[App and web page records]
• • •

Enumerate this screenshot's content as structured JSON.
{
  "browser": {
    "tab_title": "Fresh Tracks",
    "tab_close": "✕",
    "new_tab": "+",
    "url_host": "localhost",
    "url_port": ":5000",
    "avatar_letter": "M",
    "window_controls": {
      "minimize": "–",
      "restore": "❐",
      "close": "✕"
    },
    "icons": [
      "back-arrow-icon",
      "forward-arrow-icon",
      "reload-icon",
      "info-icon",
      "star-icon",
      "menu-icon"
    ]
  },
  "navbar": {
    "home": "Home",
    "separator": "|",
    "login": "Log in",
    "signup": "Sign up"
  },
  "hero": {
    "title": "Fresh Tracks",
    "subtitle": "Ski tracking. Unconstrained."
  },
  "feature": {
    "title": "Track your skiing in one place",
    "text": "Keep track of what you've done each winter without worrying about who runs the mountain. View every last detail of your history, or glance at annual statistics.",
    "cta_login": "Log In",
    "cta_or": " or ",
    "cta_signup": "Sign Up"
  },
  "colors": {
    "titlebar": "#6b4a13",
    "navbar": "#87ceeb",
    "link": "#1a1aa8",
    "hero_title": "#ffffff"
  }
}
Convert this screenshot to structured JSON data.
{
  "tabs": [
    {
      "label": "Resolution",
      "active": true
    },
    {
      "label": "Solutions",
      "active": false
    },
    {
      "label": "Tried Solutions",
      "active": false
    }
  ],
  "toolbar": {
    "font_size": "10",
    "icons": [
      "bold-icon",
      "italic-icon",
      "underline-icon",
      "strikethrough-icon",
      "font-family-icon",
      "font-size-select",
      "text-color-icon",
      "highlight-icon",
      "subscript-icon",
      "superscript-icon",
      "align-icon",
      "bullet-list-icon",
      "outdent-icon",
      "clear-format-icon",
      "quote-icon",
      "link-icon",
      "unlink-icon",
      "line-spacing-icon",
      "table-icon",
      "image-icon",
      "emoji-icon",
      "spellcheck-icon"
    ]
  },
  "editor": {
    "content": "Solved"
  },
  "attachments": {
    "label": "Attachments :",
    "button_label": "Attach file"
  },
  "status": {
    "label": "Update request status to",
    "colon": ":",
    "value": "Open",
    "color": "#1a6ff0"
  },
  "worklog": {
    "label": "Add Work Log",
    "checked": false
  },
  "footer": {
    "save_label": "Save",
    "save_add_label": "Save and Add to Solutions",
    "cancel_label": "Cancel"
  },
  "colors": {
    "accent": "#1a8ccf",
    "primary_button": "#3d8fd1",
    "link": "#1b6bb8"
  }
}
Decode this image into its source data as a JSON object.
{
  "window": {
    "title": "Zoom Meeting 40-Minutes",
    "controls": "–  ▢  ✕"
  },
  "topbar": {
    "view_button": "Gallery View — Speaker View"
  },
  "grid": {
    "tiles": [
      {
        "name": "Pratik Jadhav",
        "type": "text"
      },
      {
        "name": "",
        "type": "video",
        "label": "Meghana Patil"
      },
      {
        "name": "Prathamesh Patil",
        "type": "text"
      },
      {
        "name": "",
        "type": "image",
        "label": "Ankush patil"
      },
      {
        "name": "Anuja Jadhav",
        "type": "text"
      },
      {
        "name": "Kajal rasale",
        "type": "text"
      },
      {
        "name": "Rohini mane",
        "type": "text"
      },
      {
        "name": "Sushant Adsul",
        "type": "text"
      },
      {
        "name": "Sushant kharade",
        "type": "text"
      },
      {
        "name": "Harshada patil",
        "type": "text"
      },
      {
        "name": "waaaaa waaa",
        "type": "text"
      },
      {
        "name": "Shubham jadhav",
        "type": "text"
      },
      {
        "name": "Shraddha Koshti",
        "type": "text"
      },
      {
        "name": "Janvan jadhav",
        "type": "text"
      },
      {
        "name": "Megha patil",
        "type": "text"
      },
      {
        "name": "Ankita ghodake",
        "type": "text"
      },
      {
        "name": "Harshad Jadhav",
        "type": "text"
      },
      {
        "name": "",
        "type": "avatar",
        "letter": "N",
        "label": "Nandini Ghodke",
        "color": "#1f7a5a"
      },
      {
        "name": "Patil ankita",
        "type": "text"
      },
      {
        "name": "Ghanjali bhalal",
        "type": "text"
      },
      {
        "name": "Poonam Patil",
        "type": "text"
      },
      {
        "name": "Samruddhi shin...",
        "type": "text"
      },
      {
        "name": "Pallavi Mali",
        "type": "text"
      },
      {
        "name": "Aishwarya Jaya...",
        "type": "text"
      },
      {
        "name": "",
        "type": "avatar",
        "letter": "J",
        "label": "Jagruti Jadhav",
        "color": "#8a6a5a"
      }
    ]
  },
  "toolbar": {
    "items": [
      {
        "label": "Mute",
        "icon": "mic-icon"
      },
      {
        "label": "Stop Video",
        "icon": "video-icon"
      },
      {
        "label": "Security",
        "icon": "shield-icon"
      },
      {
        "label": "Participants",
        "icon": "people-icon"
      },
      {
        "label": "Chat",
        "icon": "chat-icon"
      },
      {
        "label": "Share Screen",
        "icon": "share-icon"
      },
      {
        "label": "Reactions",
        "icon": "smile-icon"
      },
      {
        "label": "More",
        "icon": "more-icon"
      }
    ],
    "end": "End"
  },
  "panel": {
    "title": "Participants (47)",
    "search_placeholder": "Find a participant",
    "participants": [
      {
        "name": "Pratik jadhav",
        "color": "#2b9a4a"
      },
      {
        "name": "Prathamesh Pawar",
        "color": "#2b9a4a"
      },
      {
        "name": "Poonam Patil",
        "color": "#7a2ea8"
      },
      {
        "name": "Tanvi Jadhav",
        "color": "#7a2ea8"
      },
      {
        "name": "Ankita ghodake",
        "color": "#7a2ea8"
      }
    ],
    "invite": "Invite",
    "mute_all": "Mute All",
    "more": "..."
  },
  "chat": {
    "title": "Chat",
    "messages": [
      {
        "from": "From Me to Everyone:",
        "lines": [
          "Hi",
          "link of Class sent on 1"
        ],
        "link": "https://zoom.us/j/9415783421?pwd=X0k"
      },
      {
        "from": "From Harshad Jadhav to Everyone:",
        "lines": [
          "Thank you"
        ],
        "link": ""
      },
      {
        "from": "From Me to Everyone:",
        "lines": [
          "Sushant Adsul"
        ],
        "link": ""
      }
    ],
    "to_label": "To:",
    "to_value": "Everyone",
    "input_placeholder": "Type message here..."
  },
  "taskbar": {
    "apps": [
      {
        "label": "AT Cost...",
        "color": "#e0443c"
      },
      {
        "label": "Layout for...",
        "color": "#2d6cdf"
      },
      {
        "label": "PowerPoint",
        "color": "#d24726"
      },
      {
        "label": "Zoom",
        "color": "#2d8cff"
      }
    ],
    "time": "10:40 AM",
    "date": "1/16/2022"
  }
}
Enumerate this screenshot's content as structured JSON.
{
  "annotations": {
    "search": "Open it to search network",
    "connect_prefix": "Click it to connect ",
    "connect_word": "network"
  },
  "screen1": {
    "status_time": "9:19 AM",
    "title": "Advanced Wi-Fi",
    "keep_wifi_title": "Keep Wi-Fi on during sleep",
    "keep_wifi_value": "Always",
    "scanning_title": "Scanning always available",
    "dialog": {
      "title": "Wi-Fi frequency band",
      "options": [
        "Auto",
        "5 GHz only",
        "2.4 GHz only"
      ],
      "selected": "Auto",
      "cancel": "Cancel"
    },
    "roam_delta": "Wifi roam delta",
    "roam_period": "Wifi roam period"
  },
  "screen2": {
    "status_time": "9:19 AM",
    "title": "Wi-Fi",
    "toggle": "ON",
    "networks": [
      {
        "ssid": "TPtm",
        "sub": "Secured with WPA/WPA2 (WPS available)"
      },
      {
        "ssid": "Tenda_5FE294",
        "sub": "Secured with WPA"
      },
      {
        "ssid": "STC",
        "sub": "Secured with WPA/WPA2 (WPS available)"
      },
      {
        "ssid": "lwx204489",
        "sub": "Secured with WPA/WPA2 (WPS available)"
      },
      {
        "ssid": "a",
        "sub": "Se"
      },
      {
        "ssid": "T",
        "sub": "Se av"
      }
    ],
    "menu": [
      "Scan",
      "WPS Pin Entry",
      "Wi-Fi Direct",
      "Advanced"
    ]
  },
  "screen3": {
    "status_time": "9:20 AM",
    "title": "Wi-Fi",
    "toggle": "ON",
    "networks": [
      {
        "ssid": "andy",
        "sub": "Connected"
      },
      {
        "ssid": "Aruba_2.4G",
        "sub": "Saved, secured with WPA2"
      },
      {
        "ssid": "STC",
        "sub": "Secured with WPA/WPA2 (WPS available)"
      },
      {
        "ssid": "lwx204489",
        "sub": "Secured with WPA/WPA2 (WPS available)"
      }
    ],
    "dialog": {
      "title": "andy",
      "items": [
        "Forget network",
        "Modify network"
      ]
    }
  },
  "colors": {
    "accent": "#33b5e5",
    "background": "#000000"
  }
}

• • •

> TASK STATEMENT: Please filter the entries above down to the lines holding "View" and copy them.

> RESULT FOR THIS EXERCISE:
    "text": "Keep track of what you've done each winter without worrying about who runs the mountain. View every last detail of your history, or glance at annual statistics.",
    "view_button": "Gallery View — Speaker View"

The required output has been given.